■ **Records contained in a dataset**:
+---+

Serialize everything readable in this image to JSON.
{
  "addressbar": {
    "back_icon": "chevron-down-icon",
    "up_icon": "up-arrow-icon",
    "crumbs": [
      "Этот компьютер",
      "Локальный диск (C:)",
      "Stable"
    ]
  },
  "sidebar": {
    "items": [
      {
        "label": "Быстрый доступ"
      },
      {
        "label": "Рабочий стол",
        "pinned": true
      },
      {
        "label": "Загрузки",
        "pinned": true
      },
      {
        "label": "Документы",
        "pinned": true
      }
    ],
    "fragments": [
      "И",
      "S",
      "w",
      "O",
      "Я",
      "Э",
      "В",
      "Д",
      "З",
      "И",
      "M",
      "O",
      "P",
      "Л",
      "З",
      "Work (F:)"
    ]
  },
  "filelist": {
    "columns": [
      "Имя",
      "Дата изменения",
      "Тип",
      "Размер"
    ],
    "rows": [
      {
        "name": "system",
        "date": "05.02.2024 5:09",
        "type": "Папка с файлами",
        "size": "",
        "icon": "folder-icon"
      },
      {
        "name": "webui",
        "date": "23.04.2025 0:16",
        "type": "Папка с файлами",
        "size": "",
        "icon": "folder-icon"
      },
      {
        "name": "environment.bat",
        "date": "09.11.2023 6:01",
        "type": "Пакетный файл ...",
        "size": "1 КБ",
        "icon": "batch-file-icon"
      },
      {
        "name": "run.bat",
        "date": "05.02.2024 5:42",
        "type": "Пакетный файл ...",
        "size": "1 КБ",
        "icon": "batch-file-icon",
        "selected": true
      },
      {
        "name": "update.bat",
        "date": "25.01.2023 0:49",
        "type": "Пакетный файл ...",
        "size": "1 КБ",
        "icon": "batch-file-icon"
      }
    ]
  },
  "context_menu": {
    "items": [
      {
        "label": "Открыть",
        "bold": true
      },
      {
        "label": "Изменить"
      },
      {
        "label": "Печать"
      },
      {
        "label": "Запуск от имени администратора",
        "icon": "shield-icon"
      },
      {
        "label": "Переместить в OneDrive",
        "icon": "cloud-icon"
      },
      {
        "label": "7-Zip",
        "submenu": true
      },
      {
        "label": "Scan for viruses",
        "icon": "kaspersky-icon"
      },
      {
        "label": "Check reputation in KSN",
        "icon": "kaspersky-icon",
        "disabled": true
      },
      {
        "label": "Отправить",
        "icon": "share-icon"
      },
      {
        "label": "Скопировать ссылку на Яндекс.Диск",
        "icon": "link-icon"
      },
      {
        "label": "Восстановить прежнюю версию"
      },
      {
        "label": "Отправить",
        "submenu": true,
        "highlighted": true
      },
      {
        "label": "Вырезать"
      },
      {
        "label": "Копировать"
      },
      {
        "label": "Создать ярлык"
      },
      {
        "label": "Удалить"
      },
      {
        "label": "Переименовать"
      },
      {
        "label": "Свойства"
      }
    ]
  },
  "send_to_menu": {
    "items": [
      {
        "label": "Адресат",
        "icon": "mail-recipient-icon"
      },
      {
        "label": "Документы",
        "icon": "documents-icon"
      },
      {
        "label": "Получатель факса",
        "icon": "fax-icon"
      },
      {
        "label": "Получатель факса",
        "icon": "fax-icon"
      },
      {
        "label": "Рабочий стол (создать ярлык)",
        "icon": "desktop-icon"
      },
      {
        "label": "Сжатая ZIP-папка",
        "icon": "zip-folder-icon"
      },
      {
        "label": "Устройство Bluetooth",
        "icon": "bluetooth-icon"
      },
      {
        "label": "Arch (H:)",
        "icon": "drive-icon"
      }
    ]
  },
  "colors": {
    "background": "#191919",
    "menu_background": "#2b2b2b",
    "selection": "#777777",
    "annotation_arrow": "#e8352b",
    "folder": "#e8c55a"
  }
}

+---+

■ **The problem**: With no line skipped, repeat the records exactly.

■ **Solution to this task**:
Serialize everything readable in this image to JSON.
{
  "addressbar": {
    "back_icon": "chevron-down-icon",
    "up_icon": "up-arrow-icon",
    "crumbs": [
      "Этот компьютер",
      "Локальный диск (C:)",
      "Stable"
    ]
  },
  "sidebar": {
    "items": [
      {
        "label": "Быстрый доступ"
      },
      {
        "label": "Рабочий стол",
        "pinned": true
      },
      {
        "label": "Загрузки",
        "pinned": true
      },
      {
        "label": "Документы",
        "pinned": true
      }
    ],
    "fragments": [
      "И",
      "S",
      "w",
      "O",
      "Я",
      "Э",
      "В",
      "Д",
      "З",
      "И",
      "M",
      "O",
      "P",
      "Л",
      "З",
      "Work (F:)"
    ]
  },
  "filelist": {
    "columns": [
      "Имя",
      "Дата изменения",
      "Тип",
      "Размер"
    ],
    "rows": [
      {
        "name": "system",
        "date": "05.02.2024 5:09",
        "type": "Папка с файлами",
        "size": "",
        "icon": "folder-icon"
      },
      {
        "name": "webui",
        "date": "23.04.2025 0:16",
        "type": "Папка с файлами",
        "size": "",
        "icon": "folder-icon"
      },
      {
        "name": "environment.bat",
        "date": "09.11.2023 6:01",
        "type": "Пакетный файл ...",
        "size": "1 КБ",
        "icon": "batch-file-icon"
      },
      {
        "name": "run.bat",
        "date": "05.02.2024 5:42",
        "type": "Пакетный файл ...",
        "size": "1 КБ",
        "icon": "batch-file-icon",
        "selected": true
      },
      {
        "name": "update.bat",
        "date": "25.01.2023 0:49",
        "type": "Пакетный файл ...",
        "size": "1 КБ",
        "icon": "batch-file-icon"
      }
    ]
  },
  "context_menu": {
    "items": [
      {
        "label": "Открыть",
        "bold": true
      },
      {
        "label": "Изменить"
      },
      {
        "label": "Печать"
      },
      {
        "label": "Запуск от имени администратора",
        "icon": "shield-icon"
      },
      {
        "label": "Переместить в OneDrive",
        "icon": "cloud-icon"
      },
      {
        "label": "7-Zip",
        "submenu": true
      },
      {
        "label": "Scan for viruses",
        "icon": "kaspersky-icon"
      },
      {
        "label": "Check reputation in KSN",
        "icon": "kaspersky-icon",
        "disabled": true
      },
      {
        "label": "Отправить",
        "icon": "share-icon"
      },
      {
        "label": "Скопировать ссылку на Яндекс.Диск",
        "icon": "link-icon"
      },
      {
        "label": "Восстановить прежнюю версию"
      },
      {
        "label": "Отправить",
        "submenu": true,
        "highlighted": true
      },
      {
        "label": "Вырезать"
      },
      {
        "label": "Копировать"
      },
      {
        "label": "Создать ярлык"
      },
      {
        "label": "Удалить"
      },
      {
        "label": "Переименовать"
      },
      {
        "label": "Свойства"
      }
    ]
  },
  "send_to_menu": {
    "items": [
      {
        "label": "Адресат",
        "icon": "mail-recipient-icon"
      },
      {
        "label": "Документы",
        "icon": "documents-icon"
      },
      {
        "label": "Получатель факса",
        "icon": "fax-icon"
      },
      {
        "label": "Получатель факса",
        "icon": "fax-icon"
      },
      {
        "label": "Рабочий стол (создать ярлык)",
        "icon": "desktop-icon"
      },
      {
        "label": "Сжатая ZIP-папка",
        "icon": "zip-folder-icon"
      },
      {
        "label": "Устройство Bluetooth",
        "icon": "bluetooth-icon"
      },
      {
        "label": "Arch (H:)",
        "icon": "drive-icon"
      }
    ]
  },
  "colors": {
    "background": "#191919",
    "menu_background": "#2b2b2b",
    "selection": "#777777",
    "annotation_arrow": "#e8352b",
    "folder": "#e8c55a"
  }
}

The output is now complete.